CBC REPORT: A Quebec municipality is making an almighty effort to get donations to fight a court ruling banning prayers at city council.
An illustration of Jesus Christ himself sits on the city's Internet page, his eyes questioning and palm open, above a French-language logo that translates as "Donations, prayer on trial."
Click on the Messiah and another page opens up, where several handy payment options are offered including cheques delivered in person and donations by phone and Internet.
Saguenay Mayor Jean Tremblay says the very future of Quebec's francophone culture and Roman Catholic heritage are at stake.
In a verdict rendered last week, Quebec's human-rights tribunal ordered the crucifix removed from Saguenay's assembly room, demanded an end to prayers at council meetings, and asked the city to pay $30,000 in penalties. It ordered that the sum be paid to the citizen who complained about the prayers.
But Saguenay city hall is fighting back.
"Where are we French-Canadians going with our values?" Tremblay asked during a fiery statement to reporters announcing the appeal bid Wednesday.
"Where will we French-Canadians be in 50 years?"
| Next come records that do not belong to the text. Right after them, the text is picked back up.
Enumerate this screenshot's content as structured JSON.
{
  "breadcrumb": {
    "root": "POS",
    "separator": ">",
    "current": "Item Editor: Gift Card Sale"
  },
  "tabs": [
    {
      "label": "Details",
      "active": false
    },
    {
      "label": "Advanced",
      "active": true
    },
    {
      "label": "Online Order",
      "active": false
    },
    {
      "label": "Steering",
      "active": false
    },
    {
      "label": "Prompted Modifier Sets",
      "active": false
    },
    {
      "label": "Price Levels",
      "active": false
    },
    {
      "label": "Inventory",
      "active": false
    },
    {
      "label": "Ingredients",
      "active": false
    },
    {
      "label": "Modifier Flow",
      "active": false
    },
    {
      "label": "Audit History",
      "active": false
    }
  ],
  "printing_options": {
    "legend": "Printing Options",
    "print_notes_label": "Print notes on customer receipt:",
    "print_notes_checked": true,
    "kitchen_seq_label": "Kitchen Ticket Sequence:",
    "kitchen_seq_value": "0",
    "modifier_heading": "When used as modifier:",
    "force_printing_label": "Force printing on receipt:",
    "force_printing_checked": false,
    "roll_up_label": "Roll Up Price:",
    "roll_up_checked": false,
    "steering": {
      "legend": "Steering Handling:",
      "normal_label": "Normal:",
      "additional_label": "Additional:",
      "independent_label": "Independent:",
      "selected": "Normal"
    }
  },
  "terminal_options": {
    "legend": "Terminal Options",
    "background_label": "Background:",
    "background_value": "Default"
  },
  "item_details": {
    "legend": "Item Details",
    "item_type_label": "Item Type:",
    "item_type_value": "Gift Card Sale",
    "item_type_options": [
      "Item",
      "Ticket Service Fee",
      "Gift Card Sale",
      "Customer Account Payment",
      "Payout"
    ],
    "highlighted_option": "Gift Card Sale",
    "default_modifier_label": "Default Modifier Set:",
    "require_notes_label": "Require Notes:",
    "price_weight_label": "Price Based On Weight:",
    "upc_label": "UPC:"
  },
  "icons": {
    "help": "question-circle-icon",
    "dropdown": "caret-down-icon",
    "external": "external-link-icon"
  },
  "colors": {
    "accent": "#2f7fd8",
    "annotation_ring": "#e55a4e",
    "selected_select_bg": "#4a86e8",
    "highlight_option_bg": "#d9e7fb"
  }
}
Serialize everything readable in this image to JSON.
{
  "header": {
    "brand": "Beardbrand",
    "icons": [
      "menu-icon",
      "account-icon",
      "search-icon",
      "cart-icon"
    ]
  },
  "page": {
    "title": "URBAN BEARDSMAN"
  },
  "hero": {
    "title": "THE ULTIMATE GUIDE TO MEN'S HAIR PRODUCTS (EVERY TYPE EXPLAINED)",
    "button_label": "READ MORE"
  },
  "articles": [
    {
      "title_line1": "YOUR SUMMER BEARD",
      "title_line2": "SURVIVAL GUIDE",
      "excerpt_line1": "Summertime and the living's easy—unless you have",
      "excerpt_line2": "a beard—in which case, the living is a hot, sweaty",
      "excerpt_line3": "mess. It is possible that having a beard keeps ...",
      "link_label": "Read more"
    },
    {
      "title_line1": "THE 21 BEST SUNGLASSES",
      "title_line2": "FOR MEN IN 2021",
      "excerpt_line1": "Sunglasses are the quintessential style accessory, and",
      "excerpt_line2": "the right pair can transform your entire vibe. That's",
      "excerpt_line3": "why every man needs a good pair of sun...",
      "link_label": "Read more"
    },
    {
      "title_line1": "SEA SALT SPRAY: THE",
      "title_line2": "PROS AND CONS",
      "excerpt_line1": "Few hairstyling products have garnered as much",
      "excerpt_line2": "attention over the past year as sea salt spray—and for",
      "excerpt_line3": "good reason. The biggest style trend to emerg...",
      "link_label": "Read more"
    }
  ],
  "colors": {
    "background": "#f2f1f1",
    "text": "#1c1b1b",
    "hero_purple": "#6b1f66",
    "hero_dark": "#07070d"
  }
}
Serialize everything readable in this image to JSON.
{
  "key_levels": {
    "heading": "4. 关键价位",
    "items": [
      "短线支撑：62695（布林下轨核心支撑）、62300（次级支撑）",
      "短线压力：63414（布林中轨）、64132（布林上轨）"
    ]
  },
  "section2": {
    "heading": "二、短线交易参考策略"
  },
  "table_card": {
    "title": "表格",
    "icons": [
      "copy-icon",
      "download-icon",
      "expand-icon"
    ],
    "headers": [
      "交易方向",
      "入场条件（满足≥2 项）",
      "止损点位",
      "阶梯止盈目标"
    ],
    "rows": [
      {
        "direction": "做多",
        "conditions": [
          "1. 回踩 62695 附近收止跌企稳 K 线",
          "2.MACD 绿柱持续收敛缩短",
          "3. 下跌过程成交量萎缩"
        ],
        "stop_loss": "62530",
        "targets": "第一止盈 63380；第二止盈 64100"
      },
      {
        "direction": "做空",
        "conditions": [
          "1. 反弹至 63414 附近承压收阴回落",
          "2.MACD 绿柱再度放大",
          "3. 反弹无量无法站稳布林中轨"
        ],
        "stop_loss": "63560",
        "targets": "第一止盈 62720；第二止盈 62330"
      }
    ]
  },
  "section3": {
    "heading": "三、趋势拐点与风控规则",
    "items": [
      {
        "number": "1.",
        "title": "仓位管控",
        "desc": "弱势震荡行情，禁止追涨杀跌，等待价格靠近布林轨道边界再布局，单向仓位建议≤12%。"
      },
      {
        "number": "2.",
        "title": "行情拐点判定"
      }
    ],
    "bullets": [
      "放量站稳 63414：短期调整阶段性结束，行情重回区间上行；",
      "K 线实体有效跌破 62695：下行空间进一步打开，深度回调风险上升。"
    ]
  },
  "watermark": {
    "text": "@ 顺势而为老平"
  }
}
Although the request for appeal hasn't been filed yet, Tremblay says the city's lawyers believe it stands a good chance.
It's the latest salvo is the bubbling debate over identity in Quebec, which has seen one controversy after another about how much tolerance should be shown for other people's religious views.
Occasionally the debate focuses, as it has in Saguenay, on the habits of the traditional francophone Roman Catholic majority. More often, though, it has been about Muslim women's veils and Sikhs' ceremonial daggers.
Last week, members of the provincial legislature unanimously banned the Sikh kirpan from the premises.
The move came after a group of Sikhs scheduled to attend hearings on the wearing of religious headgear were stopped by security guards when the ceremonial daggers tripped metal detectors.
Some legislators said the move was based on security concerns. Some said it was to preserve the national assembly's secular character.
The Parti Quebecois' critic for secularism, however, said Wednesday that she agrees with keeping the crucifix perched above the provincial legislative chamber because it reflects 400 years of history.
Saguenay's mayor was also keen to talk history Wednesday.
In his address to reporters, Tremblay confidently stated that in the entire history of the human race, there had never been a precedent for such persecution as that suffered by his administration.
"In the history of the world, and we verified this just for fun, this has never happened," Tremblay said.
"Not even in antiquity, not even in the Middle Ages — a mayor punished for saying a prayer!"
Tremblay bemoaned the hefty legal fees that an appeal could entail and said he would like to see them paid through donations rather than on the shoulders of taxpayers.
He stressed that he was not a religious "extremist," but merely wanted to fight back against what he perceived to be an imbalance in Quebec society.
He wondered why the majority, francophone Catholics, have to leave their faith at home when minorities seem to enjoy so many rights.
"Here, it seems that reasonable accommodation is good provided it is not for Catholics," he said, pointing out that 90 per cent of his fellow townsfolk are Catholics.